At the same time, I’m not sure a library will be a panacea to the difficulties facing mixed-income communities. Just placing residents of different social classes together does not guarantee interaction, even if they have a joint building to use. Perhaps the library will have programs and activities intended to bring the adjacent residents together. Yet, even libraries can provide plenty of spaces and opportunities to not interact.

A man on a mission: correct Chicago area road signs

Steven Bahnsen is determined to change signs on the Dan Ryan Expressway from “22nd Street” to “Cermak Street.” This is not a singular issue for Bahnsen:

A retired Chicago postal worker, Bahnsen has spent years complaining about missing, inaccurate, poorly placed and misleading signs along Illinois roads.

He has written so many letters to government agencies that one exasperated Illinois Department of Transportation manager told staffers that they did not have to respond to him, according to a 2013 email Bahnsen obtained through a public records request…

 

As Bahnsen notes, 22nd Street was changed to “Cermak Road” by the Chicago City Council in 1933, following the assassination of Mayor Anton Cermak. The shooter had been aiming at President Franklin D. Roosevelt. The road is “Cermak” from 400 East to 4600 West, said Mike Claffey, spokesman for the Chicago Department of Transportation…
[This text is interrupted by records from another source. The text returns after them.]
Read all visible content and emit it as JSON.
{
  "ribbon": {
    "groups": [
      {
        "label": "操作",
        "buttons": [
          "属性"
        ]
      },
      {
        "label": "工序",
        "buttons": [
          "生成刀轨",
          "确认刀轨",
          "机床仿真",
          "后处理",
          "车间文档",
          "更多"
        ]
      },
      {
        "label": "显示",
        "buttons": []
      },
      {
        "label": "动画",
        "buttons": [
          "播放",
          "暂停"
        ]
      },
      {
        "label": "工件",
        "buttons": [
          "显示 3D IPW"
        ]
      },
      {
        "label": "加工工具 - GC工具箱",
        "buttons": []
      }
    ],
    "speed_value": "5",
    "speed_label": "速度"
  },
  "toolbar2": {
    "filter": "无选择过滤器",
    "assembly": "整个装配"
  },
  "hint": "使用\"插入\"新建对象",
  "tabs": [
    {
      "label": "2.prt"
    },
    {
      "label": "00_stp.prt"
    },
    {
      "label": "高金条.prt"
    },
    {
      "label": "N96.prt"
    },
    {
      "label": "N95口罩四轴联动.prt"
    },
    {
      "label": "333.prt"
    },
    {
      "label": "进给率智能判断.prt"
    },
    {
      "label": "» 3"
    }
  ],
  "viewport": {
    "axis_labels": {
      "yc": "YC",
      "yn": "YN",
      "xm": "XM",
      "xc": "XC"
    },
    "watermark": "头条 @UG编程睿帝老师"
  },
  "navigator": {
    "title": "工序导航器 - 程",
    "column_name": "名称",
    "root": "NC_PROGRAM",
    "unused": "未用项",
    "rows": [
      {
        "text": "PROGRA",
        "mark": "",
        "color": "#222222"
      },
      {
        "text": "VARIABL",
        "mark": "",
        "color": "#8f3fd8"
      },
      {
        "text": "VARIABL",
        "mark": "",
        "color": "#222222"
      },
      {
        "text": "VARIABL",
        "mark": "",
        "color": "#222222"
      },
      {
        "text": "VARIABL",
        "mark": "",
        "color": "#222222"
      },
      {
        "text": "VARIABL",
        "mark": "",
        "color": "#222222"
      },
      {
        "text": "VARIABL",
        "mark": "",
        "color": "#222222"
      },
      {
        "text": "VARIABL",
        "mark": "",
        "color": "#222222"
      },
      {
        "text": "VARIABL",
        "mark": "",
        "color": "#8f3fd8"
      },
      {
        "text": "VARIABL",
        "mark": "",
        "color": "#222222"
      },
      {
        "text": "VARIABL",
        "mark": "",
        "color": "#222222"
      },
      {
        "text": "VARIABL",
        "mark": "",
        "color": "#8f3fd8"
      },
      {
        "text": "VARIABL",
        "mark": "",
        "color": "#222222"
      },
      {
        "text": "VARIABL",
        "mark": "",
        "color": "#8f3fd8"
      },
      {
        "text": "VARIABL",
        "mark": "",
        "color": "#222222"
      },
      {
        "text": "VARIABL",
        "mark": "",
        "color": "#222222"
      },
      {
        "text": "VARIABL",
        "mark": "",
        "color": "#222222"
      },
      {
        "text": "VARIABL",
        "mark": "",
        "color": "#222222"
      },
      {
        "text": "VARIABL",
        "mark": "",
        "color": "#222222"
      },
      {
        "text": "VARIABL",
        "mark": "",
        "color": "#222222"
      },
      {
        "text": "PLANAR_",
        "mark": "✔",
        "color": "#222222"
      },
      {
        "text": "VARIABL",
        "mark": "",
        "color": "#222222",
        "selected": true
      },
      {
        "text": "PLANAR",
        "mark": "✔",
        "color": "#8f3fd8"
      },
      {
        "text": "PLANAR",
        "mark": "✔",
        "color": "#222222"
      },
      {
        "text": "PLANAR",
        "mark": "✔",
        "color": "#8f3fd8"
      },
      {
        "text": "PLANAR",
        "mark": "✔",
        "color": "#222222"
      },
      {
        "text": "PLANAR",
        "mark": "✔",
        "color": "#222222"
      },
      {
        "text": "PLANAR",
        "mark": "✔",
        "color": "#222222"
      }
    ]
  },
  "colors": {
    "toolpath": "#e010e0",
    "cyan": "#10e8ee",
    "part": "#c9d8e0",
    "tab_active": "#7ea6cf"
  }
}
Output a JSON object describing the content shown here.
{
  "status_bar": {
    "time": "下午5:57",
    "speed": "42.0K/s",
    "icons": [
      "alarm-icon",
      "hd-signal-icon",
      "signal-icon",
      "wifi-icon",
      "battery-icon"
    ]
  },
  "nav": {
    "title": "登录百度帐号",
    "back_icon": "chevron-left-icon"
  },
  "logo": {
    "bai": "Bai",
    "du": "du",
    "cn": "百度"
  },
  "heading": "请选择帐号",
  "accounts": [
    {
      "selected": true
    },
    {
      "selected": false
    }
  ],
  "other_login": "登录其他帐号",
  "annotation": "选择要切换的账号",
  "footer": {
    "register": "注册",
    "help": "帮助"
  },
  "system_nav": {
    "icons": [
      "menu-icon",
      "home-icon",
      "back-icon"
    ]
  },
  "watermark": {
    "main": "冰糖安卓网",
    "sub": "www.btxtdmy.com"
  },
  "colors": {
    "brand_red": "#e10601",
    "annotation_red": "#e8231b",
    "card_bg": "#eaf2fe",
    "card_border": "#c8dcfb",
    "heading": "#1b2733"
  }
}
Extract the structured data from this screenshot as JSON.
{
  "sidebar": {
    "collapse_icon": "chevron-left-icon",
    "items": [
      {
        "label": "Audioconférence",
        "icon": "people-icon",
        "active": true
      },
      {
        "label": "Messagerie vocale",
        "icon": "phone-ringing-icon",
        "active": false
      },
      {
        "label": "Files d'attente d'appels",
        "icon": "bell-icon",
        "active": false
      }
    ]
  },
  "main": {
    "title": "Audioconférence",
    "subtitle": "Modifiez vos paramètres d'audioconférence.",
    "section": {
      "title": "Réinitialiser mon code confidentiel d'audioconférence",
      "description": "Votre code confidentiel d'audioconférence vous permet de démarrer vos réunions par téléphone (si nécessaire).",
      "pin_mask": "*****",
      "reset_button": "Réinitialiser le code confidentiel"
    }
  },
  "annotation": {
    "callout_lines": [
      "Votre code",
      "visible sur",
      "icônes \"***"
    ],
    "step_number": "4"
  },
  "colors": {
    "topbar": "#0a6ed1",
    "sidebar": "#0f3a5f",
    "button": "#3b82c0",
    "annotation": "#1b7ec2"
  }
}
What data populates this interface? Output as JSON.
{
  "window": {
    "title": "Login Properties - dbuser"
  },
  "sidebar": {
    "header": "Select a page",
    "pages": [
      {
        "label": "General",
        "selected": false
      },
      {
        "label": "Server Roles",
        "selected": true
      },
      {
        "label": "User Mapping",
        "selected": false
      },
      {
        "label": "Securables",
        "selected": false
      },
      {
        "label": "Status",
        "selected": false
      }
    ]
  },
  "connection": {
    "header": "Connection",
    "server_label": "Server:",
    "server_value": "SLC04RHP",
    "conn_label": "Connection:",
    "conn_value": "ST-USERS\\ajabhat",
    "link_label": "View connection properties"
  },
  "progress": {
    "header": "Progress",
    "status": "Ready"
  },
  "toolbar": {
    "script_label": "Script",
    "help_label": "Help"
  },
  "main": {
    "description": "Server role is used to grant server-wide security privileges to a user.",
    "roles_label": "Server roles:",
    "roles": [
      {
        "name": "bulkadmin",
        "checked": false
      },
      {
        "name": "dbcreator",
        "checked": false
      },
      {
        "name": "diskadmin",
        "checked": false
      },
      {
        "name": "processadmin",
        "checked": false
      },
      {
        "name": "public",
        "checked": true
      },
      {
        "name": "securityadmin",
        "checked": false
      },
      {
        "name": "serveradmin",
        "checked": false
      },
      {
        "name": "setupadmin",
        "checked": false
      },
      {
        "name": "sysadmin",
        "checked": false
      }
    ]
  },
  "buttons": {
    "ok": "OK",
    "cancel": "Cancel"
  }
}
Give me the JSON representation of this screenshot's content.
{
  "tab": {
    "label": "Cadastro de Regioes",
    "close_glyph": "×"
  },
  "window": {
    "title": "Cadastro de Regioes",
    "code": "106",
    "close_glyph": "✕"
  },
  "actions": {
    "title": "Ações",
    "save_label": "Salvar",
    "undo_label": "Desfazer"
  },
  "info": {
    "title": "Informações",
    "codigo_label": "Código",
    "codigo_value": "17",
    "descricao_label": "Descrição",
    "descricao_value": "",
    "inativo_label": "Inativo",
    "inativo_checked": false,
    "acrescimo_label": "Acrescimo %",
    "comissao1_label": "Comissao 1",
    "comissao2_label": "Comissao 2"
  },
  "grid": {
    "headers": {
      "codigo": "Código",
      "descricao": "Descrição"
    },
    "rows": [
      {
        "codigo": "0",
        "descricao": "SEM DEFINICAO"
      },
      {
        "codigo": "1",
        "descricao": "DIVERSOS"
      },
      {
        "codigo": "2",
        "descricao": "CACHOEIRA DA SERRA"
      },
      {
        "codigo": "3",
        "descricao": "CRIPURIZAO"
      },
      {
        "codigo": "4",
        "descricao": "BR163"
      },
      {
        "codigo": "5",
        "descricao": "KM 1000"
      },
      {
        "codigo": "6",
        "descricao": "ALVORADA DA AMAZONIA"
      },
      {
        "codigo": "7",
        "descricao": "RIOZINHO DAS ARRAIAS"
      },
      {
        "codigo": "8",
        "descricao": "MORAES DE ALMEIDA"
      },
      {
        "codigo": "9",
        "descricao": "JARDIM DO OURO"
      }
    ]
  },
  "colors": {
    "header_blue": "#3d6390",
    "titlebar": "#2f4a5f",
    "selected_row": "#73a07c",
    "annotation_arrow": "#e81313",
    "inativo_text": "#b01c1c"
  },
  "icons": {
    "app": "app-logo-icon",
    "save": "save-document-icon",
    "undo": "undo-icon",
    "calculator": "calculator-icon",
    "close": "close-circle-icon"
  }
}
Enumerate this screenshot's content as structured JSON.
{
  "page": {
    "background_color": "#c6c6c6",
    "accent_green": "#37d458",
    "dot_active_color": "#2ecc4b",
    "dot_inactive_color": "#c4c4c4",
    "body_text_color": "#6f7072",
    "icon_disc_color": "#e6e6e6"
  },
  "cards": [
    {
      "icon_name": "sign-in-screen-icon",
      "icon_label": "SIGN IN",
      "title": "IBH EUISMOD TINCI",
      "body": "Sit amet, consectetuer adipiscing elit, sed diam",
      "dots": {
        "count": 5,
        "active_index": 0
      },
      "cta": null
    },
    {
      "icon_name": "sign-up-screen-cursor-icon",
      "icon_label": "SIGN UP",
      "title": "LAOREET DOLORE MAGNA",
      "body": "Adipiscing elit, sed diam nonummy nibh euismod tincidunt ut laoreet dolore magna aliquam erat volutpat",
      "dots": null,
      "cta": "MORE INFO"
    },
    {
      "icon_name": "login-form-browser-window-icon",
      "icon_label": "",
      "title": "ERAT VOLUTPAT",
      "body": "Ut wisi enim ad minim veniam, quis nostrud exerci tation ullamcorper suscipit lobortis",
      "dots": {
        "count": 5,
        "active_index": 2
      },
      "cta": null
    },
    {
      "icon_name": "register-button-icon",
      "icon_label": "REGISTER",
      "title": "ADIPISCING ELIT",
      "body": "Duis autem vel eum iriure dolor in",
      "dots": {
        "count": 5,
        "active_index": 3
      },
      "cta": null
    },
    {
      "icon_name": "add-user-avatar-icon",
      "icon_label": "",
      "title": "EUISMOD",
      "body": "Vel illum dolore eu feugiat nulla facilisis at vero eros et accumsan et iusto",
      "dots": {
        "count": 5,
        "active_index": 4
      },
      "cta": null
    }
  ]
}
In response, IDOT spokeswoman Gianna Urgo said there are two exits from the northbound Dan Ryan to Cermak, and so two names are used. “As to not confuse the motoring public, the labels are different to distinguish between the two exits,” Urgo said in an email. She said that Exit 53C is labeled as I-55 N, Lake Shore Drive and 22nd Street, while exit 53A is labeled as Canalport Avenue and Cermak Road. As for whether it might be less confusing to refer to the roadway as Cermak in both cases, Urgo explained: “Because of the close proximity to each other, having the same exit sign posted in different spots could confuse people more.”

I am sympathetic to the general argument: signs that do not seem to match up streets can be very confusing to visitors. What particular roads and highways are called can be a very local thing. Just listen to a traffic report on the radio and between the speed at which the report is given and the local monikers for roads, it can be difficult to understand.

Bahnsen is not the only concerned resident when looking at street signs; see another case a few years back in Los Angeles where a resident took things into their own hands in correcting signs.